Most irons take only a few seconds to charge for use, though if you have more than one or two items to iron, you'll need to pop the iron back on the base unit to recharge every now and then. How often will depend on the iron itself, as well as the setting you're using it on.
The base unit is powered through a cord plugged into a socket, so - even with a cordless iron - you won't be completely wire free, as you'll probably want to rest the base unit at the end of the ironing board for ease of access.
The other type of cordless iron retains heat and produces the necessary amount of steam with the help of boiling water, but we are yet to test any that work in this way.
There's no evidence to prove that one type works better than the other, but the first type is far more widely available.
Cordless products typically don't last as long as their corded counterparts. Battery failure is one of the most common reasons cordless appliances stop working, and irons are unlikely to prove an exception.
As cordless irons are still a relatively new product, we haven't been able to test how long this particular home essential will last in cordless form.
We do know, however, that lithium-ion batteries gradually lose their ability to hold charge over time. And when we've tested other cordless products that contain this type of battery, we've found that in most products (such as ), lithium-ion batteries only have a lifespan of around two years.
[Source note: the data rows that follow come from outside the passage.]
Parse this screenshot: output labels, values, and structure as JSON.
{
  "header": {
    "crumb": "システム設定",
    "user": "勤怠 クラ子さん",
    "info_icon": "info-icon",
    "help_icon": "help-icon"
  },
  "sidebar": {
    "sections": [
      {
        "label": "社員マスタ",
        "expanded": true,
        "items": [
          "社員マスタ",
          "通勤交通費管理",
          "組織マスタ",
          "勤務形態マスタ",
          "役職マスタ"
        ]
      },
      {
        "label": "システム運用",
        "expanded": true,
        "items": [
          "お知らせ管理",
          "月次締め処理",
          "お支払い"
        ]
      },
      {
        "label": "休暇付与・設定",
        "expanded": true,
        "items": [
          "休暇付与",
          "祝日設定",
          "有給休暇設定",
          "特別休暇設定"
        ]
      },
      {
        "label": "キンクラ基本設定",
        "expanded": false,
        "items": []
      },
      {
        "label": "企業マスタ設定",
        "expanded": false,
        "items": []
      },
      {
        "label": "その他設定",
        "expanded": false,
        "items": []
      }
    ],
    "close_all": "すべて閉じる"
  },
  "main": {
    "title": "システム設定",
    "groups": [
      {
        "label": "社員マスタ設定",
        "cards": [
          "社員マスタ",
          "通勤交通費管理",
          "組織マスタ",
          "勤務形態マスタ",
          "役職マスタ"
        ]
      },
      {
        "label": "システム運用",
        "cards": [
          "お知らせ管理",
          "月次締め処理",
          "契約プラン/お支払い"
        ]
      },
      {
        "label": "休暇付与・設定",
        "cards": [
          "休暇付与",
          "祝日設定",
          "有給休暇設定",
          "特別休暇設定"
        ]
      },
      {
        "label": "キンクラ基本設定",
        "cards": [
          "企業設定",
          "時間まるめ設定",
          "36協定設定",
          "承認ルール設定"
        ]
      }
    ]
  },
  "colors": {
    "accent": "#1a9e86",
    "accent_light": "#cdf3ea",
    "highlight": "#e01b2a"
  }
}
The batteries in irons may last a bit longer than this, especially if you don't iron that frequently. However, they're unlikely to last as long as you might usually expect of an iron; according to our 2019 reliability survey, the average owner kept their last iron for around six and a half years before it broke and needed to be replaced.
The battery on a cordless iron would be likely to give up well before any other kind of fault developed.
And your warranty is unlikely to help. Most manufacturers will only cover the battery of your cordless iron for a year - perhaps two if you're lucky. This means if your battery fails outside of this period, you'll have no option but to buy a new model. That's bad news for the planet and your pocket.